Lots of scoring. It’s been a simple equation this season. When the Nuggets hit the century mark, it’s tough to beat them. So far, Denver is 11-3 when scoring over 100 points, including 6-1 on the road. When they don’t, they’re 0-12.
“For us, 100 is the magic number. When we get to that number, we’re a very effective team,” said Nuggets head coach Michael Malone. “Offensively, when we share the ball, good things happen. If you defend, if you make open shots, and if you don’t beat yourself, you’re going to be a good basketball team.”
Faster pace. Since arriving in Denver, Malone has preached the importance of pace. Part of the Nuggets’ recent scoring surge has been because Denver is pushing the ball up the court. They outscored the running-and-gunning Houston Rockets 24-17 in fast break points in Monday’s 114-108 win inside the Pepsi Center, but still trail their opponents 362-336 in fast break points on the season.
“If you defend and you rebound, the reward is that you can get out and run,” Malone said. “We’re doing a good job lately of throwing the ball ahead instead of walking the ball up every time. The ball travels much quicker in the air than it does on the ground. We have to continue to work on that throw-ahead attack. Guys, get out and run and we’ll reward you for running. I just like when we defend, we rebound, and we run. That’s who we need to be.”
“For us, pace starts when we get stops. Our offense is predicated off of our defense,” guard Gary Harris added. “As guards, we have to run and get to the corners and give whoever is pushing it up the court lanes to work.”

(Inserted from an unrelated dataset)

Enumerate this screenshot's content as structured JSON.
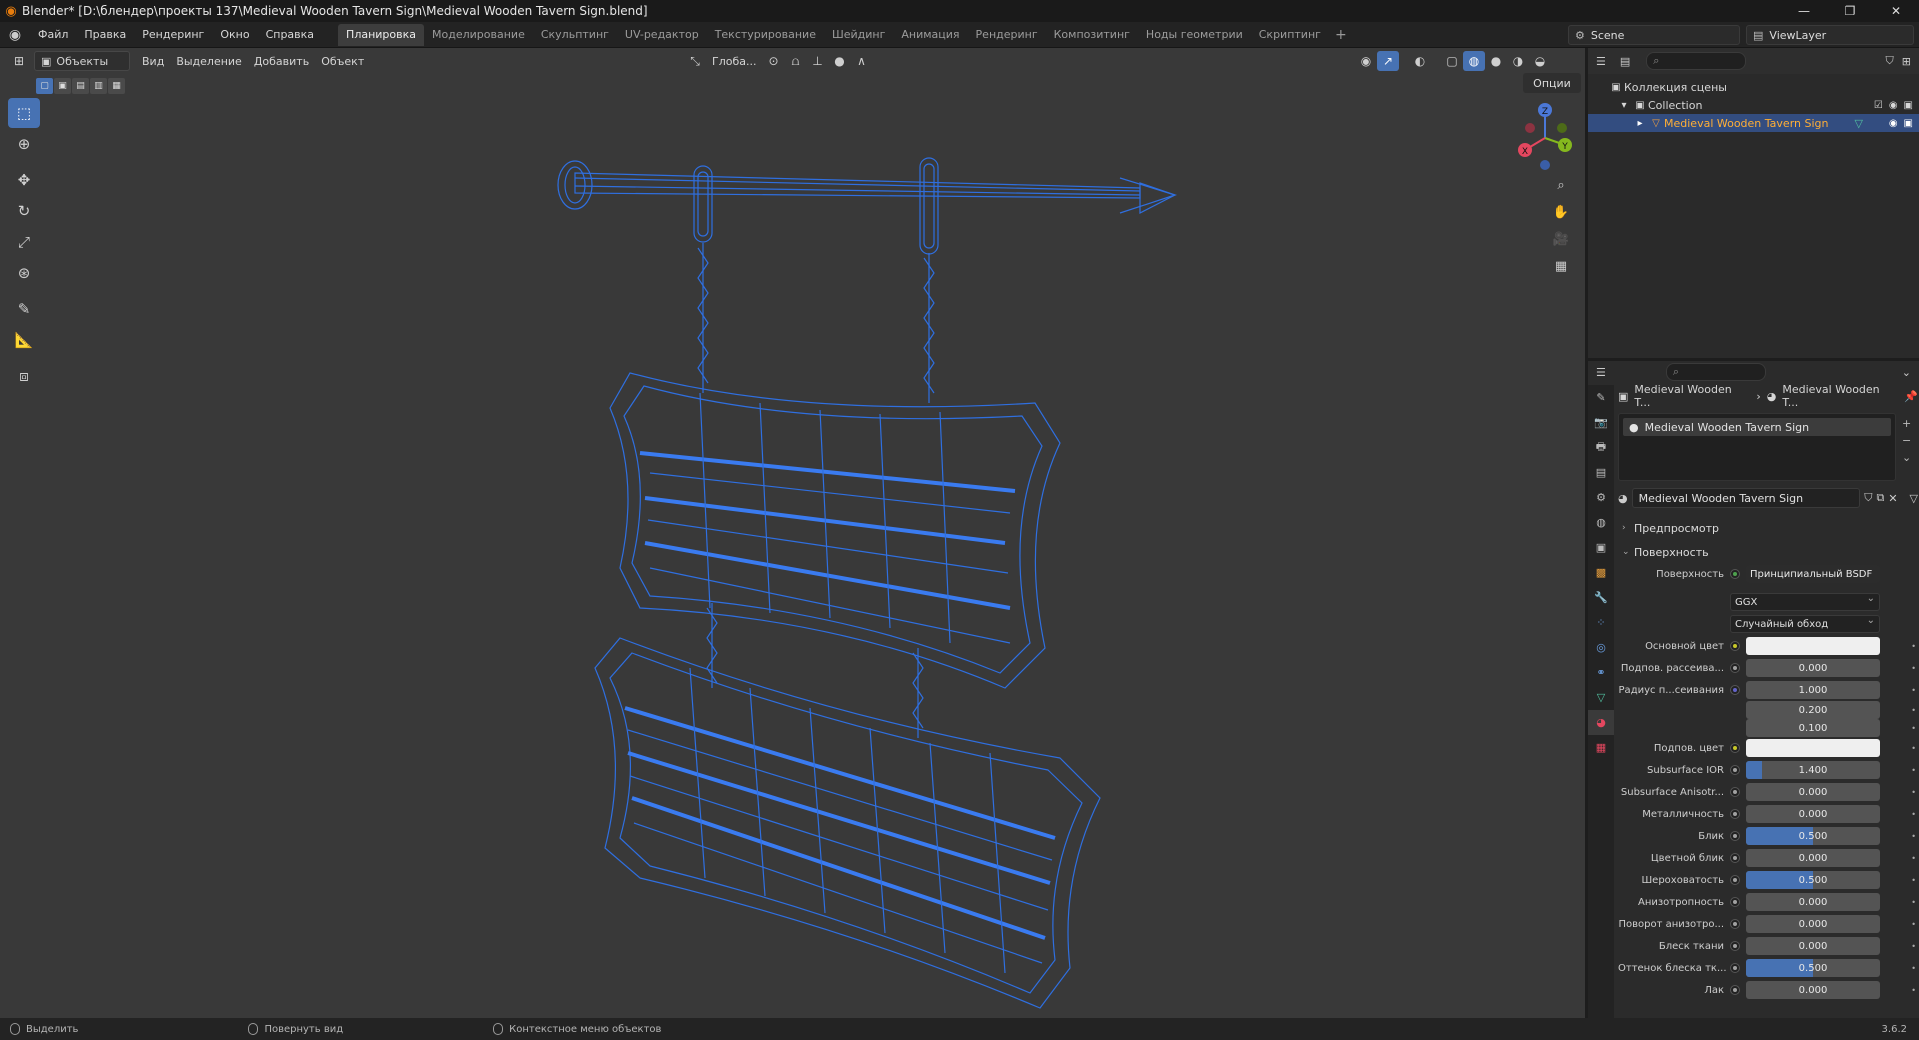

Still, for Malone, it’s not only about fast-break points but also about pace even in half-court sets. Moving the ball quickly and not waiting until the final seconds of the shot clock and settling for a bad shot are keys that Malone preaches. The coach said it was one of Denver’s downfalls in Friday’s 97-88 loss at the Utah Jazz.
“When you hold the ball, you no longer create an advantage for your teammate,” Malone said.
Sharing the ball. Much like scoring more than 100 points is a key for the Nuggets, so is racking up the number of assists. When Denver has 25 or more assists in a game, they’re 8-2. When they fall below that number, they’re 3-13.
Some national recognition. Denver’s surprising start through 26 games has largely gone unnoticed outside the Rockies … and, even though it has locals scratching their heads, that’s OK for Malone. Murmurs of Will Barton being in early contention for the Sixth Man of the Year Award (thanks to averaging 14.7 points and 5.3 rebounds per game off the bench) are fine, but Malone wants a no-distraction zone for this players.
“All we harp on is, ‘Fellas, nobody is talking about us. That’s great.’ We’re just worrying about ourselves. We don’t want distractions. Our goal every day is to get better. By no means have we arrived. We have a lot of things we need to continue to get better at. We will, as long as we keep working hard and stay focused. We start worrying about the playoffs or Sixth Man of the Year, those are all distractions and they take your eye off the goal. Get better every day. Stay together. If we do that, good things will happen for all of us.”